Power Vs. Force: Which Caught Osama?

If the killing of Osama bin Laden teaches us anything, it illuminates the true distinction between force and power. Force is charging against your enemy; Power, on the other hand, is more delicate to handle.


If the killing of Osama bin Laden teaches us anything, it illuminates the true distinction between force and power.


Force is charging against your enemy, head-on, drums beating, clouds of dust filling the air. Force is amassing soldiers on exposed battlefields and seeking the satisfaction of feeling we are doing “our best to win.” Force is sweat and effort and anger and passion. Force has a payoff–it rallies the citizens back at home–but it usually comes at overwhelming cost, such as the 4,311 American lives lost in Iraq since President George Bush declared “Mission Accomplished” on May 1, 2003.

Power, on the other hand, is more delicate to handle. It involves cold calculation, patience and precision. Power is being willing to sit and plan through passion that screams at you to get up and do something.

As Albert Einstein said, “If I had an hour to solve a problem and my life depended on the solution, I would spend the first 55 minutes determining the proper question to ask, for once I know the proper question, I could solve the problem in less than 5 minutes.”

Power is spending months to gather reliable intelligence and plan a careful attack, then putting a clear plan in the hands of a small group of highly trained Navy Seals that take 40 minutes to bring about a more rapid end.

I’m making a practical argument here, not a moral or partisan one. Whatever you are up to in this world–building a business, leading a social movement, launching a political campaign, or planning a military operation–you are better off choosing power if you are after results. Sun Tzu, the ancient Chinese general, offers three pieces of practical advice if you choose the path of power:

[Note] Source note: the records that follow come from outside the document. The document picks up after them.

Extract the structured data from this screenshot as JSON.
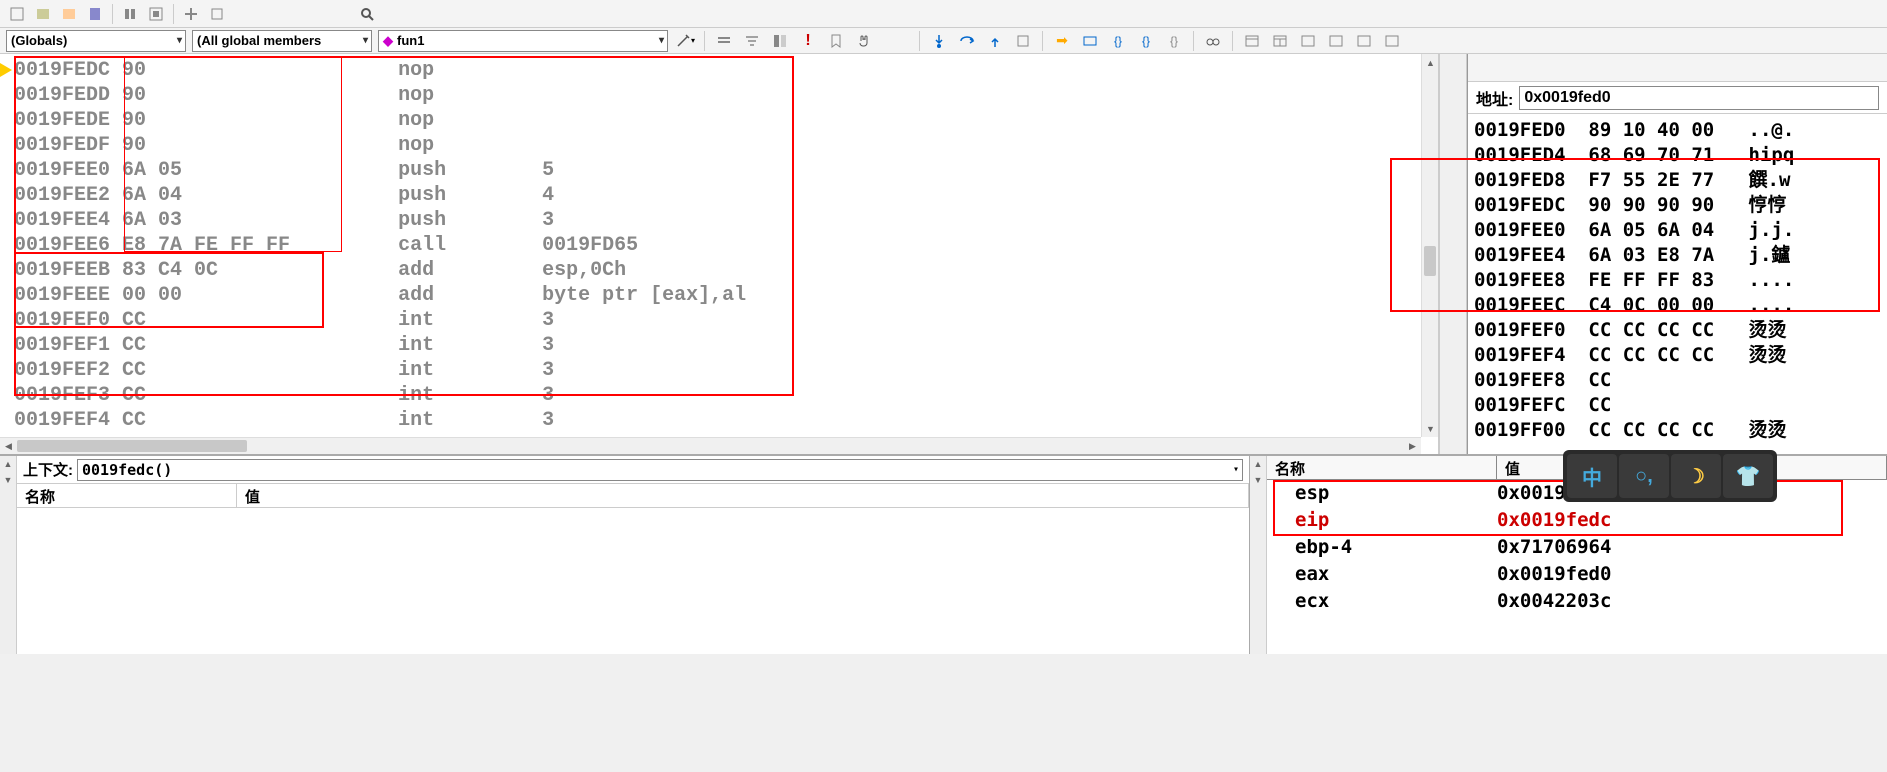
{
  "dropdowns": {
    "scope": "(Globals)",
    "members": "(All global members",
    "function": "fun1"
  },
  "disassembly": [
    {
      "addr": "0019FEDC",
      "bytes": "90",
      "mnem": "nop",
      "op": ""
    },
    {
      "addr": "0019FEDD",
      "bytes": "90",
      "mnem": "nop",
      "op": ""
    },
    {
      "addr": "0019FEDE",
      "bytes": "90",
      "mnem": "nop",
      "op": ""
    },
    {
      "addr": "0019FEDF",
      "bytes": "90",
      "mnem": "nop",
      "op": ""
    },
    {
      "addr": "0019FEE0",
      "bytes": "6A 05",
      "mnem": "push",
      "op": "5"
    },
    {
      "addr": "0019FEE2",
      "bytes": "6A 04",
      "mnem": "push",
      "op": "4"
    },
    {
      "addr": "0019FEE4",
      "bytes": "6A 03",
      "mnem": "push",
      "op": "3"
    },
    {
      "addr": "0019FEE6",
      "bytes": "E8 7A FE FF FF",
      "mnem": "call",
      "op": "0019FD65"
    },
    {
      "addr": "0019FEEB",
      "bytes": "83 C4 0C",
      "mnem": "add",
      "op": "esp,0Ch"
    },
    {
      "addr": "0019FEEE",
      "bytes": "00 00",
      "mnem": "add",
      "op": "byte ptr [eax],al"
    },
    {
      "addr": "0019FEF0",
      "bytes": "CC",
      "mnem": "int",
      "op": "3"
    },
    {
      "addr": "0019FEF1",
      "bytes": "CC",
      "mnem": "int",
      "op": "3"
    },
    {
      "addr": "0019FEF2",
      "bytes": "CC",
      "mnem": "int",
      "op": "3"
    },
    {
      "addr": "0019FEF3",
      "bytes": "CC",
      "mnem": "int",
      "op": "3"
    },
    {
      "addr": "0019FEF4",
      "bytes": "CC",
      "mnem": "int",
      "op": "3"
    }
  ],
  "memory": {
    "addr_label": "地址:",
    "addr_value": "0x0019fed0",
    "rows": [
      {
        "a": "0019FED0",
        "b": "89 10 40 00",
        "t": "..@."
      },
      {
        "a": "0019FED4",
        "b": "68 69 70 71",
        "t": "hipq"
      },
      {
        "a": "0019FED8",
        "b": "F7 55 2E 77",
        "t": "饌.w"
      },
      {
        "a": "0019FEDC",
        "b": "90 90 90 90",
        "t": "悙悙"
      },
      {
        "a": "0019FEE0",
        "b": "6A 05 6A 04",
        "t": "j.j."
      },
      {
        "a": "0019FEE4",
        "b": "6A 03 E8 7A",
        "t": "j.鑪"
      },
      {
        "a": "0019FEE8",
        "b": "FE FF FF 83",
        "t": "...."
      },
      {
        "a": "0019FEEC",
        "b": "C4 0C 00 00",
        "t": "...."
      },
      {
        "a": "0019FEF0",
        "b": "CC CC CC CC",
        "t": "烫烫"
      },
      {
        "a": "0019FEF4",
        "b": "CC CC CC CC",
        "t": "烫烫"
      },
      {
        "a": "0019FEF8",
        "b": "CC",
        "t": ""
      },
      {
        "a": "0019FEFC",
        "b": "CC",
        "t": ""
      },
      {
        "a": "0019FF00",
        "b": "CC CC CC CC",
        "t": "烫烫"
      }
    ]
  },
  "context": {
    "label": "上下文:",
    "value": "0019fedc()",
    "col_name": "名称",
    "col_value": "值"
  },
  "watch": {
    "col_name": "名称",
    "col_value": "值",
    "rows": [
      {
        "name": "esp",
        "value": "0x0019fedc",
        "red": false
      },
      {
        "name": "eip",
        "value": "0x0019fedc",
        "red": true
      },
      {
        "name": "ebp-4",
        "value": "0x71706964",
        "red": false
      },
      {
        "name": "eax",
        "value": "0x0019fed0",
        "red": false
      },
      {
        "name": "ecx",
        "value": "0x0042203c",
        "red": false
      }
    ]
  },
  "ime": [
    "中",
    "○,",
    "☽",
    "👕"
  ]
}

1) Gather intelligence. Sun Tzu advocates the use of spies to gather intelligence and it was ultimately intelligence that enabled the U.S. to act with precision. I asked Thomas Huyne, the creator of one of the most authoritative websites on Sun Tzu ( and the author of what I think is one of the best translations of Sun Tzu (see, about the U.S. killing of Osama. He said that Sun Tzu advocates using spies in order to engineer (a) a less costly victory and (b) a speedier victory. You can see how good intelligence played a critical role last week.


2) Focus on the real target. Sun Tzu wrote, “Empires are lost when inadequate men become leaders and wage war for base reasons or for no reason at all.” Bin Laden was captured in Pakistan. Every major Al Qaeda leader we have found has been hiding in a large Pakistani city. Yet we have spent trillions funding military efforts in the mountains of Afghanistan and the deserts of Iraq. Have our passions misguided us? Were we investing this money–and far more significantly, risking lives–with our hearts or our intelligence?

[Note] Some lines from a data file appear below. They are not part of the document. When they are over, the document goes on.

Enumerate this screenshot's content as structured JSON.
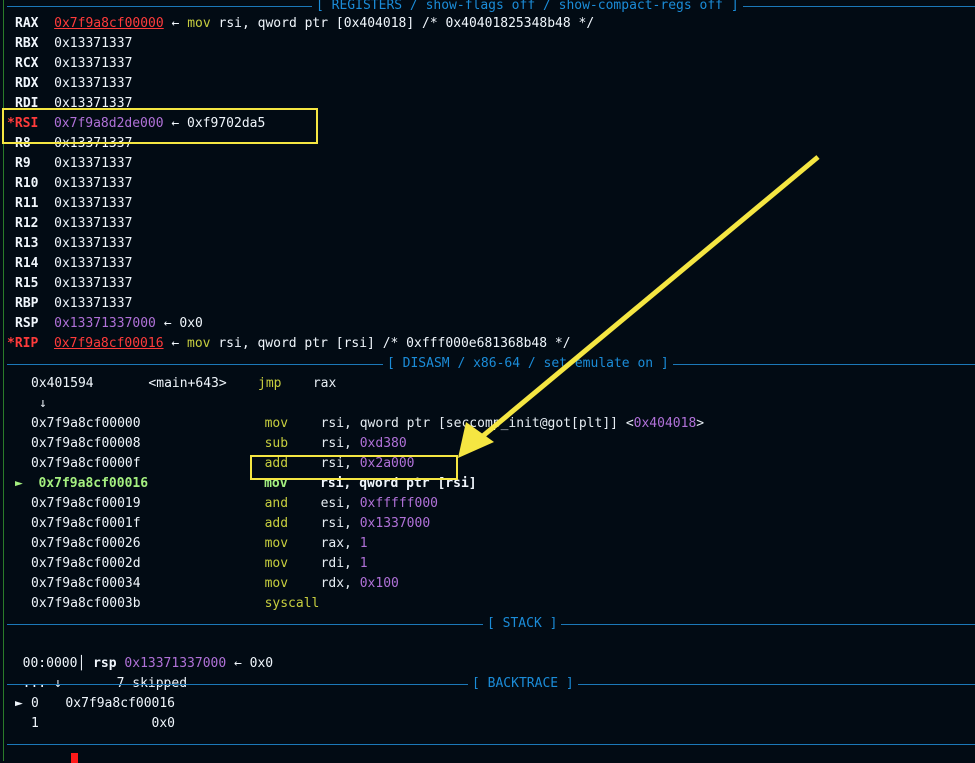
{
  "headers": {
    "registers": "[ REGISTERS / show-flags off / show-compact-regs off ]",
    "disasm": "[ DISASM / x86-64 / set emulate on ]",
    "stack": "[ STACK ]",
    "backtrace": "[ BACKTRACE ]"
  },
  "registers": [
    {
      "name": "RAX",
      "modified": false,
      "value": "0x7f9a8cf00000",
      "value_kind": "red-ptr",
      "deref": "mov rsi, qword ptr [0x404018] /* 0x40401825348b48 */"
    },
    {
      "name": "RBX",
      "modified": false,
      "value": "0x13371337"
    },
    {
      "name": "RCX",
      "modified": false,
      "value": "0x13371337"
    },
    {
      "name": "RDX",
      "modified": false,
      "value": "0x13371337"
    },
    {
      "name": "RDI",
      "modified": false,
      "value": "0x13371337"
    },
    {
      "name": "RSI",
      "modified": true,
      "value": "0x7f9a8d2de000",
      "value_kind": "ptr",
      "deref": "0xf9702da5"
    },
    {
      "name": "R8",
      "modified": false,
      "value": "0x13371337"
    },
    {
      "name": "R9",
      "modified": false,
      "value": "0x13371337"
    },
    {
      "name": "R10",
      "modified": false,
      "value": "0x13371337"
    },
    {
      "name": "R11",
      "modified": false,
      "value": "0x13371337"
    },
    {
      "name": "R12",
      "modified": false,
      "value": "0x13371337"
    },
    {
      "name": "R13",
      "modified": false,
      "value": "0x13371337"
    },
    {
      "name": "R14",
      "modified": false,
      "value": "0x13371337"
    },
    {
      "name": "R15",
      "modified": false,
      "value": "0x13371337"
    },
    {
      "name": "RBP",
      "modified": false,
      "value": "0x13371337"
    },
    {
      "name": "RSP",
      "modified": false,
      "value": "0x13371337000",
      "value_kind": "ptr",
      "deref": "0x0"
    },
    {
      "name": "RIP",
      "modified": true,
      "value": "0x7f9a8cf00016",
      "value_kind": "red-ptr",
      "deref": "mov rsi, qword ptr [rsi] /* 0xfff000e681368b48 */"
    }
  ],
  "disasm": {
    "first": {
      "addr": "0x401594",
      "sym": "<main+643>",
      "mnemonic": "jmp",
      "operands": "rax"
    },
    "down_arrow": "↓",
    "lines": [
      {
        "addr": "0x7f9a8cf00000",
        "mnemonic": "mov",
        "operands": "rsi, qword ptr [seccomp_init@got[plt]] <0x404018>"
      },
      {
        "addr": "0x7f9a8cf00008",
        "mnemonic": "sub",
        "operands": "rsi, 0xd380"
      },
      {
        "addr": "0x7f9a8cf0000f",
        "mnemonic": "add",
        "operands": "rsi, 0x2a000"
      },
      {
        "addr": "0x7f9a8cf00016",
        "mnemonic": "mov",
        "operands": "rsi, qword ptr [rsi]",
        "current": true
      },
      {
        "addr": "0x7f9a8cf00019",
        "mnemonic": "and",
        "operands": "esi, 0xfffff000"
      },
      {
        "addr": "0x7f9a8cf0001f",
        "mnemonic": "add",
        "operands": "rsi, 0x1337000"
      },
      {
        "addr": "0x7f9a8cf00026",
        "mnemonic": "mov",
        "operands": "rax, 1"
      },
      {
        "addr": "0x7f9a8cf0002d",
        "mnemonic": "mov",
        "operands": "rdi, 1"
      },
      {
        "addr": "0x7f9a8cf00034",
        "mnemonic": "mov",
        "operands": "rdx, 0x100"
      },
      {
        "addr": "0x7f9a8cf0003b",
        "mnemonic": "syscall",
        "operands": ""
      }
    ],
    "current_marker": "►"
  },
  "stack": {
    "offset": "00:0000",
    "reg": "rsp",
    "addr": "0x13371337000",
    "deref": "0x0",
    "skipped_prefix": "... ↓",
    "skipped_text": "7 skipped"
  },
  "backtrace": [
    {
      "marker": "►",
      "index": "0",
      "addr": "0x7f9a8cf00016"
    },
    {
      "marker": "",
      "index": "1",
      "addr": "0x0"
    }
  ],
  "annotation": {
    "color": "#f5e642"
  },
  "colors": {
    "background": "#020b14",
    "separator": "#1b78b8",
    "modified_register": "#ff3b3b",
    "pointer": "#b071d8",
    "mnemonic": "#c7ce3f",
    "current_instruction": "#a5f080"
  }
}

Keep it short. Sun Tzu wrote, “There is no instance of a country having benefited from a long war.” Prolonged active conflict costs too much, so plan your strategy carefully, then execute it rapidly. The longer a lawsuit drags on, the more lawyers make and the less is left on the table for the parties. The longer you fight for a client, the more concessions you and your competitor will end up giving and the worse off you are.

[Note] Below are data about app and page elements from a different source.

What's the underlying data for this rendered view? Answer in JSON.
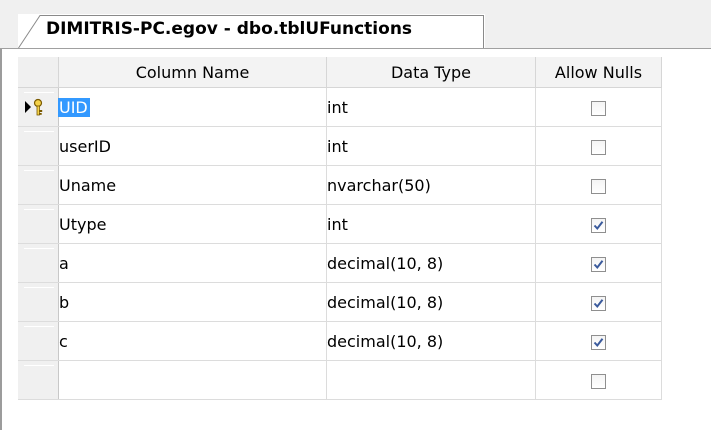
{
  "tab": {
    "title": "DIMITRIS-PC.egov - dbo.tblUFunctions"
  },
  "columns": {
    "name": "Column Name",
    "type": "Data Type",
    "nulls": "Allow Nulls"
  },
  "rows": [
    {
      "name": "UID",
      "type": "int",
      "allow_nulls": false,
      "primary_key": true,
      "selected": true
    },
    {
      "name": "userID",
      "type": "int",
      "allow_nulls": false
    },
    {
      "name": "Uname",
      "type": "nvarchar(50)",
      "allow_nulls": false
    },
    {
      "name": "Utype",
      "type": "int",
      "allow_nulls": true
    },
    {
      "name": "a",
      "type": "decimal(10, 8)",
      "allow_nulls": true
    },
    {
      "name": "b",
      "type": "decimal(10, 8)",
      "allow_nulls": true
    },
    {
      "name": "c",
      "type": "decimal(10, 8)",
      "allow_nulls": true
    },
    {
      "name": "",
      "type": "",
      "allow_nulls": false
    }
  ],
  "icons": {
    "primary_key": "row-indicator-key-icon",
    "checkbox_checked": "check-icon"
  },
  "colors": {
    "selection": "#3399ff",
    "check": "#3a5a9c"
  }
}
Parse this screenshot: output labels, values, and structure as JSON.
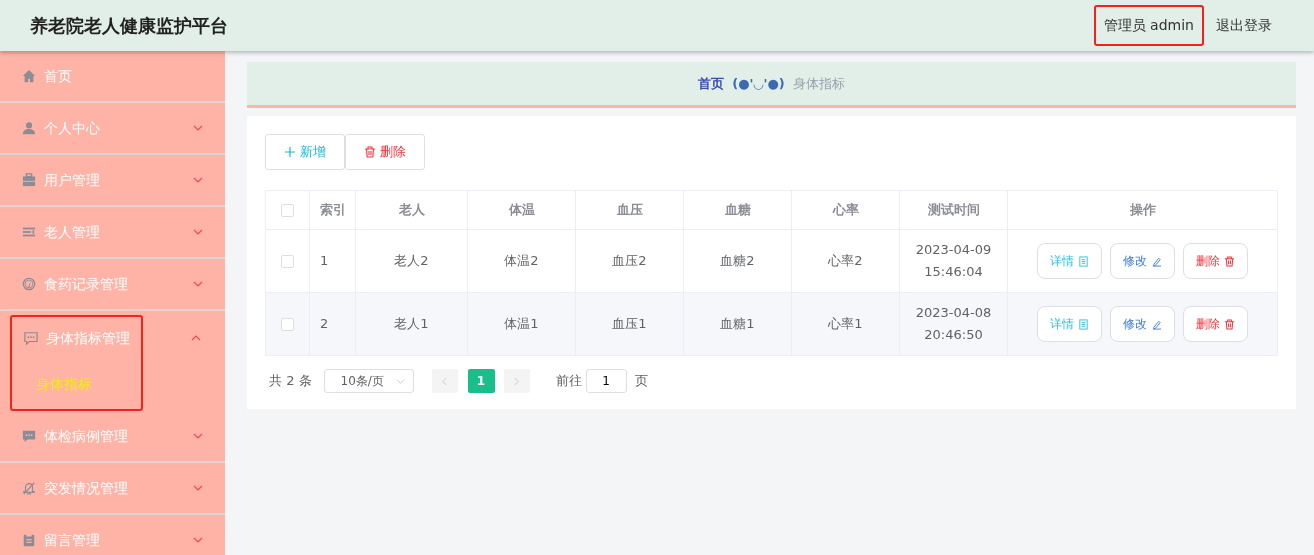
{
  "header": {
    "title": "养老院老人健康监护平台",
    "user": {
      "label": "管理员 admin",
      "highlighted": true
    },
    "logout": "退出登录"
  },
  "sidebar": {
    "items": [
      {
        "label": "首页",
        "kind": "link",
        "expanded": false,
        "highlighted": false
      },
      {
        "label": "个人中心",
        "kind": "group",
        "expanded": false,
        "highlighted": false
      },
      {
        "label": "用户管理",
        "kind": "group",
        "expanded": false,
        "highlighted": false
      },
      {
        "label": "老人管理",
        "kind": "group",
        "expanded": false,
        "highlighted": false
      },
      {
        "label": "食药记录管理",
        "kind": "group",
        "expanded": false,
        "highlighted": false
      },
      {
        "label": "身体指标管理",
        "kind": "group",
        "expanded": true,
        "highlighted": true,
        "children": [
          {
            "label": "身体指标",
            "selected": true
          }
        ]
      },
      {
        "label": "体检病例管理",
        "kind": "group",
        "expanded": false,
        "highlighted": false
      },
      {
        "label": "突发情况管理",
        "kind": "group",
        "expanded": false,
        "highlighted": false
      },
      {
        "label": "留言管理",
        "kind": "group",
        "expanded": false,
        "highlighted": false
      }
    ]
  },
  "breadcrumb": [
    "首页",
    "(●'◡'●)",
    "身体指标"
  ],
  "toolbar": [
    {
      "label": "新增",
      "kind": "add"
    },
    {
      "label": "删除",
      "kind": "delete"
    }
  ],
  "table": {
    "select_all_checked": false,
    "columns": [
      "索引",
      "老人",
      "体温",
      "血压",
      "血糖",
      "心率",
      "测试时间",
      "操作"
    ],
    "rows": [
      {
        "checked": false,
        "cells": [
          "1",
          "老人2",
          "体温2",
          "血压2",
          "血糖2",
          "心率2",
          "2023-04-09 15:46:04"
        ],
        "actions": [
          {
            "label": "详情",
            "kind": "detail"
          },
          {
            "label": "修改",
            "kind": "edit"
          },
          {
            "label": "删除",
            "kind": "delete"
          }
        ]
      },
      {
        "checked": false,
        "cells": [
          "2",
          "老人1",
          "体温1",
          "血压1",
          "血糖1",
          "心率1",
          "2023-04-08 20:46:50"
        ],
        "actions": [
          {
            "label": "详情",
            "kind": "detail"
          },
          {
            "label": "修改",
            "kind": "edit"
          },
          {
            "label": "删除",
            "kind": "delete"
          }
        ]
      }
    ]
  },
  "pagination": {
    "total": "共 2 条",
    "page_size": "10条/页",
    "pages": [
      {
        "label": "1",
        "selected": true
      }
    ],
    "goto_label": "前往",
    "goto_value": "1",
    "goto_suffix": "页"
  }
}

I remember sitting outside in a Cuban café in Miami a few days after the 9-11 attacks. I was having lunch with some McKinsey colleagues and they were talking about how the U.S. should respond. Their solution involved massive force–helicopters and tanks and bombs–destroying Iraq until the perpetrators were surely gone.

At the time I wanted to call them crazy. I wanted to say “first of all, we don’t know if Iraq has anything to do with 9-11, and secondly, that will not end the conflict; it may make us feel better but may very well make us worse off.” I was too unsure of myself to speak up around these people who I thought of as well read and highly intelligent.

But last week’s killing of Osama bin Laden lights a fire in my belly. It makes me wish I had spoken out then. I hope it encourages others who know how I felt to speak out next time. Force is like a drug. It gives you a temporary shot of dopamine. It makes you feel like you are making progress. But often times you end up crashing down to be worse off than you were before. It’s far better–if you are really after results–choosing the path of power: gather intelligence, focus on the real target, and keep it short.

About the author

Author of Outthink the Competition business strategy keynote speaker and CEO of Outthinker, a strategic innovation firm, Kaihan Krippendorff teaches executives, managers and business owners how to seize opportunities others ignore, unlock innovation, and build strategic thinking skills. Companies such as Microsoft, Citigroup, and Johnson & Johnson have successfully implemented Kaihan’s approach because their executive leadership sees the value of his innovative technique. Kaihan has delivered business strategy keynote speeches for organizations such as Motorola, Schering‐Plough, Colgate‐Palmolive, Fortune Magazine, Harvard Business Review, the Society of Human Resource Managers, the Entrepreneurs Organization, and The Asia Society